I ran a Google search for the phrase “lovely and talented.” Turns out it’s been applied to just about every female actress, musician or artist at some point in time. It’s vary rarely been applied to a male.
“Lovely and talented.”
There are deeper implications to those words than there might seem to be on the surface. Lovely implies many things. That the person is physically beautiful is the obvious one. That they are polite, sweet, kind, nice to work with. “Lovely” can mean many things… but my question is: why do we feel the need to qualify a woman’s skills by implying something first about her looks or personality?
I suppose just saying “talented” falls flat. “The talented Louisa Gallie,” for instance, just doesn’t have the same ring. When there are a wealth of other words that could be applied along with “talented”, though, why is it so commonplace to compliment a woman on her looks and/or personality rather than her skill or intelligence or diligence?

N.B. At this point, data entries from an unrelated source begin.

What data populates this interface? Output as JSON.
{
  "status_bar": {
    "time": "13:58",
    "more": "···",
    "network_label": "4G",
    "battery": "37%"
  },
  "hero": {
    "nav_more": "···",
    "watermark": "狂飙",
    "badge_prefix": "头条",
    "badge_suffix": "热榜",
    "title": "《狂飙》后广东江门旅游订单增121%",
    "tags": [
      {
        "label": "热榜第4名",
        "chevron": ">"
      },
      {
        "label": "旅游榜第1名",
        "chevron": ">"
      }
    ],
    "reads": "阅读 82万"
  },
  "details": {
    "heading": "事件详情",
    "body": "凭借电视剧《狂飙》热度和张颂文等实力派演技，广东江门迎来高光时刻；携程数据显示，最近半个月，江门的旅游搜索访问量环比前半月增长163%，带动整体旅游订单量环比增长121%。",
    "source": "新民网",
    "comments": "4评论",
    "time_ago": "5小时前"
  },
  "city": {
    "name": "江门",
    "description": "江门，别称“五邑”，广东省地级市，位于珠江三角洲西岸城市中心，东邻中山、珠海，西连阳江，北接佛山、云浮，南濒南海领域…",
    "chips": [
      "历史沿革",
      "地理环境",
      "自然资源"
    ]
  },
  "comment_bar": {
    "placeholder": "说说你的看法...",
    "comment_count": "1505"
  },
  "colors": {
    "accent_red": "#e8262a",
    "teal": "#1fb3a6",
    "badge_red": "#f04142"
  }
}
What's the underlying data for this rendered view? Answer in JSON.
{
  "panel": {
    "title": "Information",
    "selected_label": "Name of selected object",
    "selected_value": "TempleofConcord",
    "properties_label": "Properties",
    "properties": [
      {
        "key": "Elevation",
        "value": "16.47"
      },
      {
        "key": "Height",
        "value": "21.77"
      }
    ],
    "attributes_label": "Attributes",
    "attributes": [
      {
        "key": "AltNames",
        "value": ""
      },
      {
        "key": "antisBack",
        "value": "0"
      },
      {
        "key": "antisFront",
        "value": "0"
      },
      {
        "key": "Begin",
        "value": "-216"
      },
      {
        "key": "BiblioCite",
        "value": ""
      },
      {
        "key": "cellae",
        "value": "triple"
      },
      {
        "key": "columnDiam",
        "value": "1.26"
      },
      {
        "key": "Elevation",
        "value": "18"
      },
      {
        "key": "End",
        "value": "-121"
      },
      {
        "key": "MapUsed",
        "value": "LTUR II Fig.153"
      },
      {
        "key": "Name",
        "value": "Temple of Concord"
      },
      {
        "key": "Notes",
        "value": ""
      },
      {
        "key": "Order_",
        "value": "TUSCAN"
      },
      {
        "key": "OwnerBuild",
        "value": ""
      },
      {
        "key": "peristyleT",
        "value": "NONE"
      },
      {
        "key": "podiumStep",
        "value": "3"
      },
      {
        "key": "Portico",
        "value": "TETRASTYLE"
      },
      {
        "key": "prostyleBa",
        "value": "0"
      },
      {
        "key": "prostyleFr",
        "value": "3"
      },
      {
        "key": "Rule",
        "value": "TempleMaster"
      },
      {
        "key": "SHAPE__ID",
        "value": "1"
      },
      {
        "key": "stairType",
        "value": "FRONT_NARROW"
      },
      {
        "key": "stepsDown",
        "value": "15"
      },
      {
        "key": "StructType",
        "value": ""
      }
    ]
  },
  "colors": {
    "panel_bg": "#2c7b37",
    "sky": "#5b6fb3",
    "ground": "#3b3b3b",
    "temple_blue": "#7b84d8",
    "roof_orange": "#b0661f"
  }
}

How do we introduce men? We don’t say “the lovely and talented Jason Chan,” even if he is “lovely”. We might say “the amazing and talented” or “experienced and talented” or “young and talented” or “smart and talented” or “driven and talented” or “ dedicated and talented.” (Actually, we have said all those things. Or other people have. I ran a Google search for “and talented Jason Chan”. It’s an interesting experience. And I’m not picking on Jason. I have a lot of respect for the man.)
For women, though, “lovely and talented” seems to be the phrase of choice. Although in my searches I ran across more than a few “beautiful and talented”s as well. The “amazing and talented” type of compliment was more rarely used for women, even if those sorts of compliments were better deserved.
So, again, I have to ask: why do we do this? Is it just one of those phrases we use without thinking? I know I did. Not anymore.
If you’re a female artist, or have ever had that phrase applied to you in any way: speak up. How do you feel about it? Does it bother you? Does it just roll off your back? Or have you honestly never thought about it before?
I hadn’t thought about it. But now that I have, in regards to me, I would wish people would find another phrase. I have few illusions about myself. “Lovely” is not a word that fits me comfortably.